TALLAHASSEE, Florida — In the wake of the deadly shooting in Parkland, Florida, state lawmakers are struggling to reach a consensus on new regulations to protecting schools.
With only five days to go in the legislative session, state senators debated into the weekend, holding a rare Saturday session that lasted eight hours.
What’s Under a Consideration
Senators debated a measure Saturday officially titled the “Marjory Stoneman Douglas High School Public Safety Act” (SB 7026). It would:
|· raise the age to purchase a firearm from 18 to 21,|
|· require a three-day waiting period for gun purchases, with some exceptions,|
|· provide additional funding for armed school resource officers and for mental health services.|
|· give law enforcement more power to seize weapons and ammunition from those deemed mentally unfit or otherwise a threat,|
|· ban the sale or possession of bump fire stocks, which can make it easier for a semi-automatic weapon to function like an automatic rifle,|
A controversial provision to arm teachers has become a key sticking point for Florida lawmakers.
A provision that requires school marshals to undergo at least 12 hours of diversity training — an attempt to allay the concerns put forward by several members of the black caucus — was one of just two Democratic amendments that were approved.
Acknowledging the difficulty of coming to an agreement, the bill’s sponsor, Republican state Sen. Bill Galvano, stressed that the measure was meant to be the first in a series of steps to ensure that another mass shooting is avoided.
The bill included a proposed “marshal program” that would allow teachers or other school staff to be armed as deputized sheriff’s marshals, after undergoing 144 hours of training and meeting other criteria.
Discussion of the proposed program dominated the eight-hour session Saturday, as several people wearing T-shirts saying “Moms Demand Action for Gun Control” looked on.
Many students, teachers, and parents have expressed opposition to the program, as has Gov. Rick Scott.
The program would be voluntary, implemented only on the recommendation of the county sheriff and the school district.
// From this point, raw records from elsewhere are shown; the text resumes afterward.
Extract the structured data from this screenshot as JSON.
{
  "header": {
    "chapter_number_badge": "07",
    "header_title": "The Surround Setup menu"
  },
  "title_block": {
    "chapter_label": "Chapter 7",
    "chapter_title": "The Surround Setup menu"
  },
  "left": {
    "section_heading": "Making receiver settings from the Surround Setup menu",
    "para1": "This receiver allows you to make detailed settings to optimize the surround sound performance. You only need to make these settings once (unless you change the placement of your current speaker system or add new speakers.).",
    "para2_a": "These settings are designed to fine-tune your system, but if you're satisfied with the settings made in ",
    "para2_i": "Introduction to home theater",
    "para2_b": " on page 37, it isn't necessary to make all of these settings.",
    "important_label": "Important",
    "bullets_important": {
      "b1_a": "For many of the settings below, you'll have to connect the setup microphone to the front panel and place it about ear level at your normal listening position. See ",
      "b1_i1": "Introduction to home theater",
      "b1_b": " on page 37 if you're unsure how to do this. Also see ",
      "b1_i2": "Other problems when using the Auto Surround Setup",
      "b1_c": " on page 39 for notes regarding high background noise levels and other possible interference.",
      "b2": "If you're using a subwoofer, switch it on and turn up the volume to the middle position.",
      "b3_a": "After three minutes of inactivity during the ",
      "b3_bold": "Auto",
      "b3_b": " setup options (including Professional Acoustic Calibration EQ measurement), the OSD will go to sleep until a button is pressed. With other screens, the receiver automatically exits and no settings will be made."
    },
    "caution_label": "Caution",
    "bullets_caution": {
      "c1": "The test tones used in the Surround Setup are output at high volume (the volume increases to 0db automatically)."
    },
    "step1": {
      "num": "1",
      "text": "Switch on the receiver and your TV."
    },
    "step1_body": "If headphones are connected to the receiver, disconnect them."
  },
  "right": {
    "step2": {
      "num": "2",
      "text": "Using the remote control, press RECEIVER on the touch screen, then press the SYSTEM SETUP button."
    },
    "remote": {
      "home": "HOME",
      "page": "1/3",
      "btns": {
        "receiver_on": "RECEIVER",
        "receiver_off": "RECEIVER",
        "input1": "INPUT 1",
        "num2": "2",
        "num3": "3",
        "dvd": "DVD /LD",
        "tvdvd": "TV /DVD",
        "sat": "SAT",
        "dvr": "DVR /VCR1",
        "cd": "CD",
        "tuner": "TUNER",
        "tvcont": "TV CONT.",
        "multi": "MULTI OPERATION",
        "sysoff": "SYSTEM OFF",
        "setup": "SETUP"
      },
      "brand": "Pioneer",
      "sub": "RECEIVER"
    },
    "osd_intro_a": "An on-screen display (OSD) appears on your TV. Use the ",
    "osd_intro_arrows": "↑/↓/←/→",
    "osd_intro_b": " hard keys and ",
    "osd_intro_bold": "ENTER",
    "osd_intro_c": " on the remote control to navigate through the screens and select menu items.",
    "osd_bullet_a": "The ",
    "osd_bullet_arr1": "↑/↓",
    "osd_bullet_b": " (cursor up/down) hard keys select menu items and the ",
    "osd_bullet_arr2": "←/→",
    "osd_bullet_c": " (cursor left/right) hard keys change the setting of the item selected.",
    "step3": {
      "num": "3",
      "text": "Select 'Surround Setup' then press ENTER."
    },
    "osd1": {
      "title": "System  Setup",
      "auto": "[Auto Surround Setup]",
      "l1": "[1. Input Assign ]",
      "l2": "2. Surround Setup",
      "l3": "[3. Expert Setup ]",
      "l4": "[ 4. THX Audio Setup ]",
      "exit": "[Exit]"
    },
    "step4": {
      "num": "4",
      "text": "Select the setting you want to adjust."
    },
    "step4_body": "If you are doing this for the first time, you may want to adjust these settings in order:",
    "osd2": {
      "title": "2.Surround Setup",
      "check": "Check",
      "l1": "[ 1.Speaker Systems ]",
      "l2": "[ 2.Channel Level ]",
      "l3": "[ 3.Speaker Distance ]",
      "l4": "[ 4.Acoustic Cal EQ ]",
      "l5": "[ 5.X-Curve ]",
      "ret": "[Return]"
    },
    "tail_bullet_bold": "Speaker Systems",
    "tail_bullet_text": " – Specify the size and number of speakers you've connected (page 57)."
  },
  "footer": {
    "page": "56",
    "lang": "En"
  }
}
No school personnel would be required to take part.
Senators spent an hour and 15 minutes debating an amendment offered by Sen. Oscar Braynon II, the leader of the Democratic caucus, that would have stripped the marshals’ program from the bill.
“This is too divisive. I agree to work on it. I agree. I’m there. I’m agreeing to work on it, but let’s not do this to the body right now,” said Braynon, who represents parts of Broward and Miami-Dade counties, arguing that including such a program in the legislation would “tear us apart as a body.”
The chair of the Senate’s black caucus, Sen. Perry Thurston, agreed.